### The task
A complete answer lists every line of the material where the string "icon" occurs.

### Data for this exercise

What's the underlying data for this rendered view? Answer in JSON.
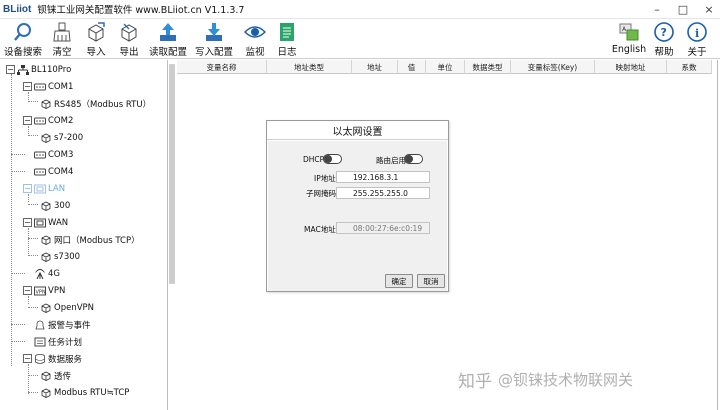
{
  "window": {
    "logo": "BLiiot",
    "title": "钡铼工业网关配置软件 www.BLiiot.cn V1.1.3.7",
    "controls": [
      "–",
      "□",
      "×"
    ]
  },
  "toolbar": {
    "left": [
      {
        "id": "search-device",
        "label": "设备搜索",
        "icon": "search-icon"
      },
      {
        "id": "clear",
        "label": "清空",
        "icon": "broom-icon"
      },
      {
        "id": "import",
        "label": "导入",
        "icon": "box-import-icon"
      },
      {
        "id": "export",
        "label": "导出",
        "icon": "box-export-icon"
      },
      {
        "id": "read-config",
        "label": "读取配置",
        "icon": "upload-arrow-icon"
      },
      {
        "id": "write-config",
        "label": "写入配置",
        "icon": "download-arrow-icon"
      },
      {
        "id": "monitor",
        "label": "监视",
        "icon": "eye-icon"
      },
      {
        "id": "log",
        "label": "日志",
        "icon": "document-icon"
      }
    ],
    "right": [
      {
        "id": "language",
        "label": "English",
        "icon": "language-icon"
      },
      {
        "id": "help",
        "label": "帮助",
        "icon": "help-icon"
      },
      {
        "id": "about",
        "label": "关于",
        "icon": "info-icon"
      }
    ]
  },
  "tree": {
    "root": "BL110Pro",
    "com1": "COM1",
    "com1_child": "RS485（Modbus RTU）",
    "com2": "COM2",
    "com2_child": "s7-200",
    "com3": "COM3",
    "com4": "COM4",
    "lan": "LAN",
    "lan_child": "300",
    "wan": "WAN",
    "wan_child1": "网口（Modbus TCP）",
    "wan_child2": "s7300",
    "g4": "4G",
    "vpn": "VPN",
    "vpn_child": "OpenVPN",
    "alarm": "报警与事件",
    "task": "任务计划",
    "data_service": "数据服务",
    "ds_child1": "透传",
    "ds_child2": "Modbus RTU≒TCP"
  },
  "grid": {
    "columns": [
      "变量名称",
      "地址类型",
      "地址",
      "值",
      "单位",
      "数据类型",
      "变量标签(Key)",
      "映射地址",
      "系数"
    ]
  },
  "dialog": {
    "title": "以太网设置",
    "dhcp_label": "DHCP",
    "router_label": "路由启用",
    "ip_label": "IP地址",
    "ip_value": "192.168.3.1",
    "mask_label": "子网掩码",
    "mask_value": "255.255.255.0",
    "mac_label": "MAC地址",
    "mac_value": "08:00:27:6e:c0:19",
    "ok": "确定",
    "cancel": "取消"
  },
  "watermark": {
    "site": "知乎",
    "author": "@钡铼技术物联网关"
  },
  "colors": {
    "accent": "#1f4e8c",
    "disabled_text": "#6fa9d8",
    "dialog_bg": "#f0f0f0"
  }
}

### Exercise output
        "icon": "search-icon"
        "icon": "broom-icon"
        "icon": "box-import-icon"
        "icon": "box-export-icon"
        "icon": "upload-arrow-icon"
        "icon": "download-arrow-icon"
        "icon": "eye-icon"
        "icon": "document-icon"
        "icon": "language-icon"
        "icon": "help-icon"
        "icon": "info-icon"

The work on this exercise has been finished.